Start of INPUT DATA

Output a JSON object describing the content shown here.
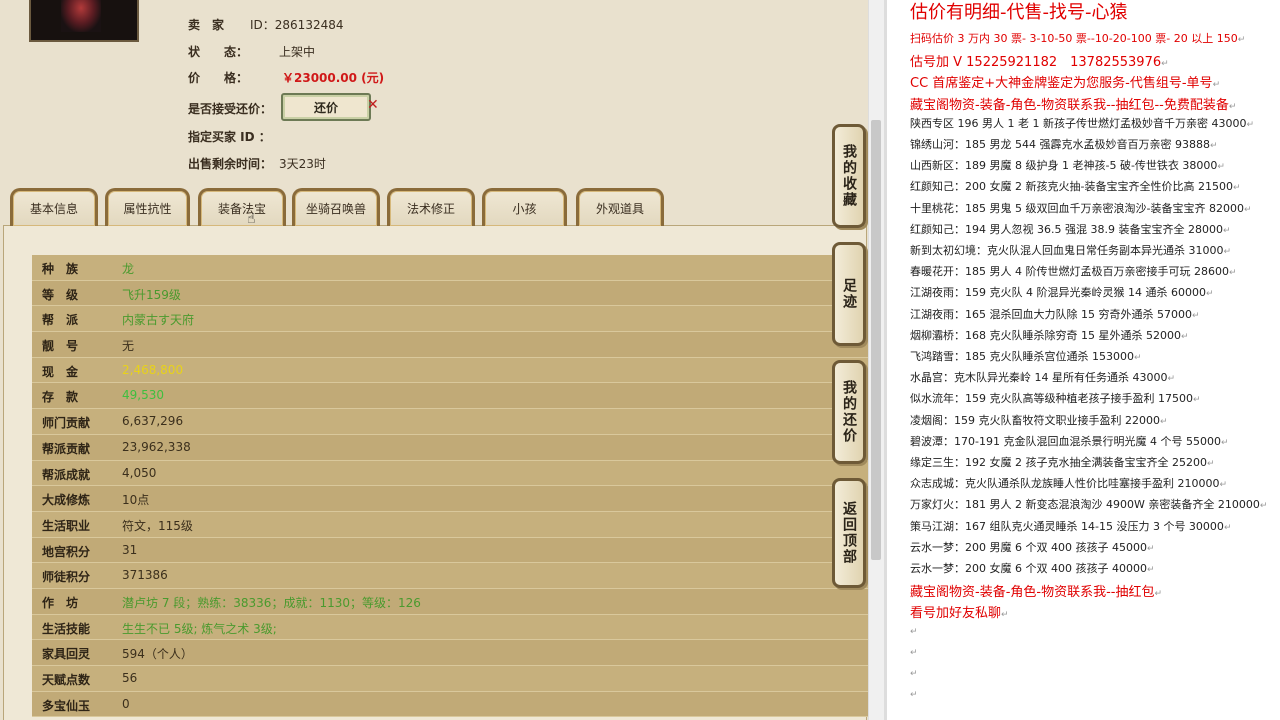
{
  "listing": {
    "seller_label": "卖　家",
    "seller_value": "ID：286132484",
    "status_label": "状　　态：",
    "status_value": "上架中",
    "price_label": "价　　格：",
    "price_value": "￥23000.00 (元)",
    "counter_label": "是否接受还价：",
    "counter_button": "还价",
    "buyer_label": "指定买家 ID ：",
    "buyer_value": "",
    "remaining_label": "出售剩余时间：",
    "remaining_value": "3天23时"
  },
  "tabs": [
    "基本信息",
    "属性抗性",
    "装备法宝",
    "坐骑召唤兽",
    "法术修正",
    "小孩",
    "外观道具"
  ],
  "active_tab": "装备法宝",
  "side_tabs": [
    "我的收藏",
    "足迹",
    "我的还价",
    "返回顶部"
  ],
  "rows": [
    {
      "k": "种　族",
      "v": "龙"
    },
    {
      "k": "等　级",
      "v": "飞升159级"
    },
    {
      "k": "帮　派",
      "v": "内蒙古す天府"
    },
    {
      "k": "靓　号",
      "v": "无"
    },
    {
      "k": "现　金",
      "v": "2,468,800"
    },
    {
      "k": "存　款",
      "v": "49,530"
    },
    {
      "k": "师门贡献",
      "v": "6,637,296"
    },
    {
      "k": "帮派贡献",
      "v": "23,962,338"
    },
    {
      "k": "帮派成就",
      "v": "4,050"
    },
    {
      "k": "大成修炼",
      "v": "10点"
    },
    {
      "k": "生活职业",
      "v": "符文，115级"
    },
    {
      "k": "地宫积分",
      "v": "31"
    },
    {
      "k": "师徒积分",
      "v": "371386"
    },
    {
      "k": "作　坊",
      "v": "潜卢坊 7 段；熟练：38336；成就：1130；等级：126"
    },
    {
      "k": "生活技能",
      "v": "生生不已 5级; 炼气之术 3级;"
    },
    {
      "k": "家具回灵",
      "v": "594（个人）"
    },
    {
      "k": "天赋点数",
      "v": "56"
    },
    {
      "k": "多宝仙玉",
      "v": "0"
    }
  ],
  "colors": {
    "green": "#4a9a2e",
    "yellow": "#e8d21a",
    "cash_green": "#3fbf3f",
    "red": "#e00000"
  },
  "notes": [
    {
      "t": "估价有明细-代售-找号-心猿",
      "c": "big"
    },
    {
      "t": "扫码估价 3 万内 30 票- 3-10-50 票--10-20-100 票- 20 以上 150",
      "c": "red"
    },
    {
      "t": "估号加 V 15225921182　13782553976",
      "c": "red",
      "s": 13
    },
    {
      "t": "CC 首席鉴定+大神金牌鉴定为您服务-代售组号-单号",
      "c": "red",
      "s": 13
    },
    {
      "t": "藏宝阁物资-装备-角色-物资联系我--抽红包--免费配装备",
      "c": "red",
      "s": 13
    },
    {
      "t": "陕西专区 196 男人 1 老 1 新孩子传世燃灯孟极妙音千万亲密 43000",
      "c": ""
    },
    {
      "t": "锦绣山河：185 男龙 544 强霹克水孟极妙音百万亲密 93888",
      "c": ""
    },
    {
      "t": "山西新区：189 男魔 8 级护身 1 老神孩-5 破-传世铁衣 38000",
      "c": ""
    },
    {
      "t": "红颜知己：200 女魔 2 新孩克火抽-装备宝宝齐全性价比高 21500",
      "c": ""
    },
    {
      "t": "十里桃花：185 男鬼 5 级双回血千万亲密浪淘沙-装备宝宝齐 82000",
      "c": ""
    },
    {
      "t": "红颜知己：194 男人忽视 36.5 强混 38.9 装备宝宝齐全 28000",
      "c": ""
    },
    {
      "t": "新到太初幻境：克火队混人回血鬼日常任务副本异光通杀 31000",
      "c": ""
    },
    {
      "t": "春暖花开：185 男人 4 阶传世燃灯孟极百万亲密接手可玩 28600",
      "c": ""
    },
    {
      "t": "江湖夜雨：159 克火队 4 阶混异光秦岭灵猴 14 通杀 60000",
      "c": ""
    },
    {
      "t": "江湖夜雨：165 混杀回血大力队除 15 穷奇外通杀 57000",
      "c": ""
    },
    {
      "t": "烟柳灞桥：168 克火队睡杀除穷奇 15 星外通杀 52000",
      "c": ""
    },
    {
      "t": "飞鸿踏雪：185 克火队睡杀宫位通杀 153000",
      "c": ""
    },
    {
      "t": "水晶宫：克木队异光秦岭 14 星所有任务通杀 43000",
      "c": ""
    },
    {
      "t": "似水流年：159 克火队高等级种植老孩子接手盈利 17500",
      "c": ""
    },
    {
      "t": "凌烟阁：159 克火队畜牧符文职业接手盈利 22000",
      "c": ""
    },
    {
      "t": "碧波潭：170-191 克金队混回血混杀景行明光魔 4 个号 55000",
      "c": ""
    },
    {
      "t": "缘定三生：192 女魔 2 孩子克水抽全满装备宝宝齐全 25200",
      "c": ""
    },
    {
      "t": "众志成城：克火队通杀队龙族睡人性价比哇塞接手盈利 210000",
      "c": ""
    },
    {
      "t": "万家灯火：181 男人 2 新变态混浪淘沙 4900W 亲密装备齐全 210000",
      "c": ""
    },
    {
      "t": "策马江湖：167 组队克火通灵睡杀 14-15 没压力 3 个号 30000",
      "c": ""
    },
    {
      "t": "云水一梦：200 男魔 6 个双 400 孩孩子 45000",
      "c": ""
    },
    {
      "t": "云水一梦：200 女魔 6 个双 400 孩孩子 40000",
      "c": ""
    },
    {
      "t": "藏宝阁物资-装备-角色-物资联系我--抽红包",
      "c": "red",
      "s": 13
    },
    {
      "t": "看号加好友私聊",
      "c": "red",
      "s": 13
    },
    {
      "t": "",
      "c": ""
    },
    {
      "t": "",
      "c": ""
    },
    {
      "t": "",
      "c": ""
    },
    {
      "t": "",
      "c": ""
    }
  ]
}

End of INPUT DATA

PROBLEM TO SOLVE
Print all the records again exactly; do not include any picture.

EXPECTED ANSWER
Output a JSON object describing the content shown here.
{
  "listing": {
    "seller_label": "卖　家",
    "seller_value": "ID：286132484",
    "status_label": "状　　态：",
    "status_value": "上架中",
    "price_label": "价　　格：",
    "price_value": "￥23000.00 (元)",
    "counter_label": "是否接受还价：",
    "counter_button": "还价",
    "buyer_label": "指定买家 ID ：",
    "buyer_value": "",
    "remaining_label": "出售剩余时间：",
    "remaining_value": "3天23时"
  },
  "tabs": [
    "基本信息",
    "属性抗性",
    "装备法宝",
    "坐骑召唤兽",
    "法术修正",
    "小孩",
    "外观道具"
  ],
  "active_tab": "装备法宝",
  "side_tabs": [
    "我的收藏",
    "足迹",
    "我的还价",
    "返回顶部"
  ],
  "rows": [
    {
      "k": "种　族",
      "v": "龙"
    },
    {
      "k": "等　级",
      "v": "飞升159级"
    },
    {
      "k": "帮　派",
      "v": "内蒙古す天府"
    },
    {
      "k": "靓　号",
      "v": "无"
    },
    {
      "k": "现　金",
      "v": "2,468,800"
    },
    {
      "k": "存　款",
      "v": "49,530"
    },
    {
      "k": "师门贡献",
      "v": "6,637,296"
    },
    {
      "k": "帮派贡献",
      "v": "23,962,338"
    },
    {
      "k": "帮派成就",
      "v": "4,050"
    },
    {
      "k": "大成修炼",
      "v": "10点"
    },
    {
      "k": "生活职业",
      "v": "符文，115级"
    },
    {
      "k": "地宫积分",
      "v": "31"
    },
    {
      "k": "师徒积分",
      "v": "371386"
    },
    {
      "k": "作　坊",
      "v": "潜卢坊 7 段；熟练：38336；成就：1130；等级：126"
    },
    {
      "k": "生活技能",
      "v": "生生不已 5级; 炼气之术 3级;"
    },
    {
      "k": "家具回灵",
      "v": "594（个人）"
    },
    {
      "k": "天赋点数",
      "v": "56"
    },
    {
      "k": "多宝仙玉",
      "v": "0"
    }
  ],
  "colors": {
    "green": "#4a9a2e",
    "yellow": "#e8d21a",
    "cash_green": "#3fbf3f",
    "red": "#e00000"
  },
  "notes": [
    {
      "t": "估价有明细-代售-找号-心猿",
      "c": "big"
    },
    {
      "t": "扫码估价 3 万内 30 票- 3-10-50 票--10-20-100 票- 20 以上 150",
      "c": "red"
    },
    {
      "t": "估号加 V 15225921182　13782553976",
      "c": "red",
      "s": 13
    },
    {
      "t": "CC 首席鉴定+大神金牌鉴定为您服务-代售组号-单号",
      "c": "red",
      "s": 13
    },
    {
      "t": "藏宝阁物资-装备-角色-物资联系我--抽红包--免费配装备",
      "c": "red",
      "s": 13
    },
    {
      "t": "陕西专区 196 男人 1 老 1 新孩子传世燃灯孟极妙音千万亲密 43000",
      "c": ""
    },
    {
      "t": "锦绣山河：185 男龙 544 强霹克水孟极妙音百万亲密 93888",
      "c": ""
    },
    {
      "t": "山西新区：189 男魔 8 级护身 1 老神孩-5 破-传世铁衣 38000",
      "c": ""
    },
    {
      "t": "红颜知己：200 女魔 2 新孩克火抽-装备宝宝齐全性价比高 21500",
      "c": ""
    },
    {
      "t": "十里桃花：185 男鬼 5 级双回血千万亲密浪淘沙-装备宝宝齐 82000",
      "c": ""
    },
    {
      "t": "红颜知己：194 男人忽视 36.5 强混 38.9 装备宝宝齐全 28000",
      "c": ""
    },
    {
      "t": "新到太初幻境：克火队混人回血鬼日常任务副本异光通杀 31000",
      "c": ""
    },
    {
      "t": "春暖花开：185 男人 4 阶传世燃灯孟极百万亲密接手可玩 28600",
      "c": ""
    },
    {
      "t": "江湖夜雨：159 克火队 4 阶混异光秦岭灵猴 14 通杀 60000",
      "c": ""
    },
    {
      "t": "江湖夜雨：165 混杀回血大力队除 15 穷奇外通杀 57000",
      "c": ""
    },
    {
      "t": "烟柳灞桥：168 克火队睡杀除穷奇 15 星外通杀 52000",
      "c": ""
    },
    {
      "t": "飞鸿踏雪：185 克火队睡杀宫位通杀 153000",
      "c": ""
    },
    {
      "t": "水晶宫：克木队异光秦岭 14 星所有任务通杀 43000",
      "c": ""
    },
    {
      "t": "似水流年：159 克火队高等级种植老孩子接手盈利 17500",
      "c": ""
    },
    {
      "t": "凌烟阁：159 克火队畜牧符文职业接手盈利 22000",
      "c": ""
    },
    {
      "t": "碧波潭：170-191 克金队混回血混杀景行明光魔 4 个号 55000",
      "c": ""
    },
    {
      "t": "缘定三生：192 女魔 2 孩子克水抽全满装备宝宝齐全 25200",
      "c": ""
    },
    {
      "t": "众志成城：克火队通杀队龙族睡人性价比哇塞接手盈利 210000",
      "c": ""
    },
    {
      "t": "万家灯火：181 男人 2 新变态混浪淘沙 4900W 亲密装备齐全 210000",
      "c": ""
    },
    {
      "t": "策马江湖：167 组队克火通灵睡杀 14-15 没压力 3 个号 30000",
      "c": ""
    },
    {
      "t": "云水一梦：200 男魔 6 个双 400 孩孩子 45000",
      "c": ""
    },
    {
      "t": "云水一梦：200 女魔 6 个双 400 孩孩子 40000",
      "c": ""
    },
    {
      "t": "藏宝阁物资-装备-角色-物资联系我--抽红包",
      "c": "red",
      "s": 13
    },
    {
      "t": "看号加好友私聊",
      "c": "red",
      "s": 13
    },
    {
      "t": "",
      "c": ""
    },
    {
      "t": "",
      "c": ""
    },
    {
      "t": "",
      "c": ""
    },
    {
      "t": "",
      "c": ""
    }
  ]
}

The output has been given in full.